The biggest misstep in the breach of Office of Personnel Management networks was not the failure to block the initial breach but the lack of encryption, detection and other safeguards that should have prevented intruders from obtaining any useful information.
The data stolen in the massive OPM breach was not protected by practices like data masking, redaction and encryption — all of which should become the norm, rather than the exception, Rep. Elijah Cummings, D-Md., said during a hearing held by the House Committee on Oversight and Government Reform.
"We cannot rely primarily on keeping the attackers out. We need to operate with the assumption that the attackers are already inside," he noted.
But OPM CIO Donna Seymour pointed to aging systems as the primary obstacle to putting such protections in place for certain systems, despite having the encryption tools on hand. As a result, data on at least 4.2 million current and former federal employees was compromised from one database and an untold number of background investigations were exposed in another.
"A lot of our systems are aged," said Seymour. "Implementing some of these tools take time and some of them we cannot even implement in our current environment."
Not all experts agree. Kurt Rohloff, associate professor at the New Jersey Institute of Technology and director of the NJIT Cybersecurity Center questioned the claim that legacy systems can't support encryption.
"The statement that legacy systems cannot encrypt may not be completely true," Rohloff said. "It may be very expensive to integrate encryption technologies with legacy systems but it is generally possible."
OPM is currently "building a new architecture, a modern architecture that allows us to implement additional security features," Seymour said, stating it is on schedule to be deployed this fall. Once that architecture is in place, the agency will be able to employ stronger data protection schemes, she said.
Even if the information had been encrypted, that might not have been enough to stop attackers from getting usable data from this intrusion, OPM Director Katherine Archuleta told the committee, asking DHS Assistant Secretary for Cybersecurity and Communications Andy Ozment to explain further.
"If an adversary has the credentials of a user on the network, then they can access data even if it's encrypted, just as the users on the network have to access data, and that did occur in this case," Ozment said. "So encryption in this instance would not have protected this data."
The only way to prevent malicious actors from obtaining useful data in this case would have been timely detection of the intrusion.
"It's basically impossible for a target of any real size to be perfect across that whole exposed area," said Richard Bejtlich, chief security strategist at FireEye and nonresidential senior fellow at the Brookings Institution. "When the intruder gets that first foothold, somebody has to notice and then react to contain the intruder before he can accomplish his mission."

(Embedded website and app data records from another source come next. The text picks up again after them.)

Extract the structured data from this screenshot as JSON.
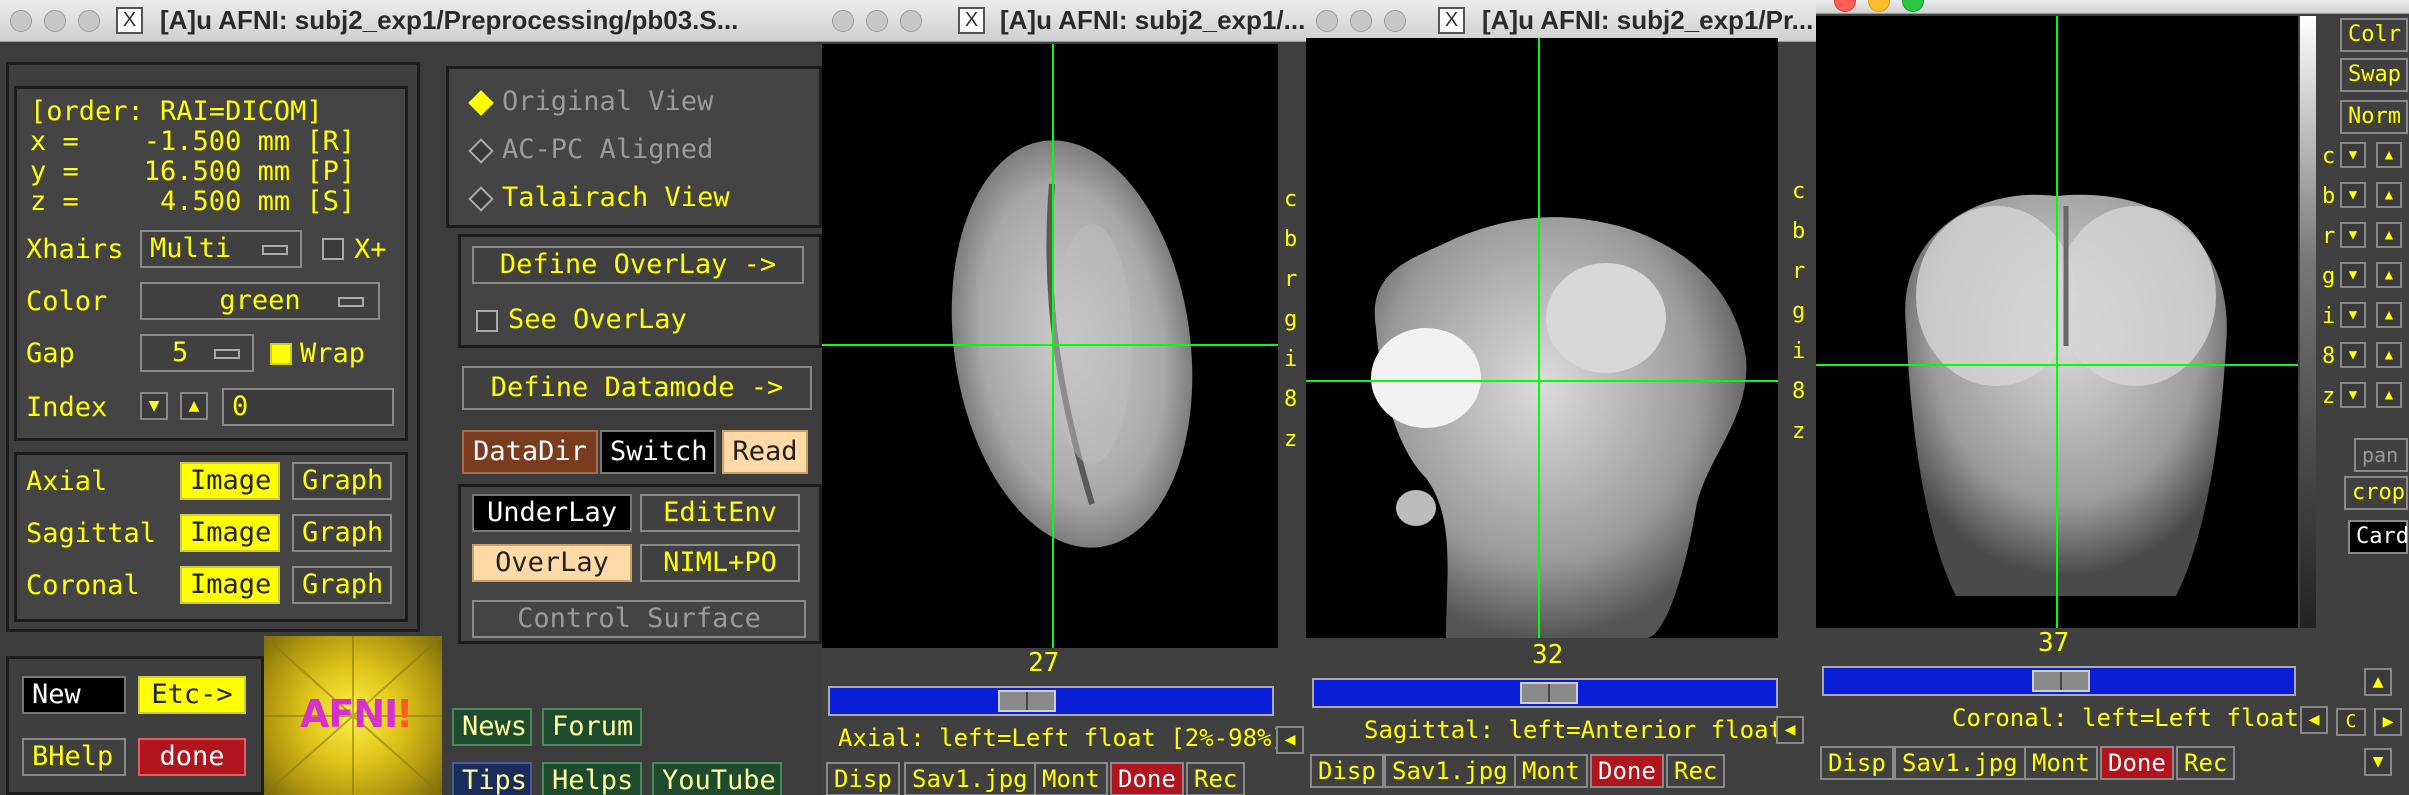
{
  "controller": {
    "title": "[A]u AFNI: subj2_exp1/Preprocessing/pb03.S...",
    "coords": {
      "order": "[order: RAI=DICOM]",
      "x": "x =    -1.500 mm [R]",
      "y": "y =    16.500 mm [P]",
      "z": "z =     4.500 mm [S]"
    },
    "xhairs_label": "Xhairs",
    "xhairs_value": "Multi",
    "xplus_label": "X+",
    "color_label": "Color",
    "color_value": "green",
    "gap_label": "Gap",
    "gap_value": "5",
    "wrap_label": "Wrap",
    "index_label": "Index",
    "index_value": "0",
    "views": [
      {
        "name": "Axial",
        "image": "Image",
        "graph": "Graph"
      },
      {
        "name": "Sagittal",
        "image": "Image",
        "graph": "Graph"
      },
      {
        "name": "Coronal",
        "image": "Image",
        "graph": "Graph"
      }
    ],
    "new": "New",
    "etc": "Etc->",
    "bhelp": "BHelp",
    "done": "done",
    "logo": "AFNI",
    "original_view": "Original View",
    "acpc": "AC-PC Aligned",
    "talairach": "Talairach View",
    "define_overlay": "Define OverLay ->",
    "see_overlay": "See OverLay",
    "define_datamode": "Define Datamode ->",
    "datadir": "DataDir",
    "switch": "Switch",
    "read": "Read",
    "underlay": "UnderLay",
    "editenv": "EditEnv",
    "overlay": "OverLay",
    "niml": "NIML+PO",
    "control_surface": "Control Surface",
    "news": "News",
    "forum": "Forum",
    "tips": "Tips",
    "helps": "Helps",
    "youtube": "YouTube"
  },
  "axial": {
    "title": "[A]u AFNI: subj2_exp1/...",
    "slice": "27",
    "info": "Axial: left=Left float [2%-98%]",
    "disp": "Disp",
    "save": "Sav1.jpg",
    "mont": "Mont",
    "done": "Done",
    "rec": "Rec"
  },
  "sagittal": {
    "title": "[A]u AFNI: subj2_exp1/Pr...",
    "slice": "32",
    "info": "Sagittal: left=Anterior float",
    "disp": "Disp",
    "save": "Sav1.jpg",
    "mont": "Mont",
    "done": "Done",
    "rec": "Rec"
  },
  "coronal": {
    "slice": "37",
    "info": "Coronal: left=Left float",
    "disp": "Disp",
    "save": "Sav1.jpg",
    "mont": "Mont",
    "done": "Done",
    "rec": "Rec",
    "side_buttons": [
      "Colr",
      "Swap",
      "Norm"
    ],
    "side_letters": [
      "c",
      "b",
      "r",
      "g",
      "i",
      "8",
      "z"
    ],
    "pan": "pan",
    "crop": "crop",
    "card": "Card",
    "c_button": "C"
  },
  "side_letters_small": [
    "c",
    "b",
    "r",
    "g",
    "i",
    "8",
    "z"
  ]
}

Despite the speed of computer processing, it still can take hours, days, maybe even weeks for bad actors to find their way around a system and effectively exfiltrate the data.
"If at any point during that timeline you notice they got in … and you contain them, then you win, Bejtlich added. "That's the difference between a breach where something catastrophic happens and unauthorized access, which is just getting that initial foothold."
Slideshow: Federal data intrusions of 2015
OPM was part of a second set of task orders on DHS's Continuous Diagnostics and Mitigation (CDM) program, which gives agency's the tools to track all the assets on their networks and detect anomalies. This functionality, coupled with identity and access management tools slated for the next phase of CDM, could have helped OPM spot the intruders.
Even if the hackers had valid credentials, if they were used from an unusual IP or were discovered accessing information in a database that user should not be in, OPM security officials could have seen something was amiss.
Unfortunately, the first phase of CDM implementation won't be finished until later this year and solicitations for the second phase are slated for this summer.
"No single system will solve this problem," Ozment said. "We do need a defense-in-depth strategy."
Aaron Boyd is an awarding-winning journalist currently serving as editor of Federal Times — a Washington, D.C. institution covering federal workforce and contracting for more than 50 years — and Fifth Domain — a news and information hub focused on cybersecurity and cyberwar from a civilian, military and international perspective.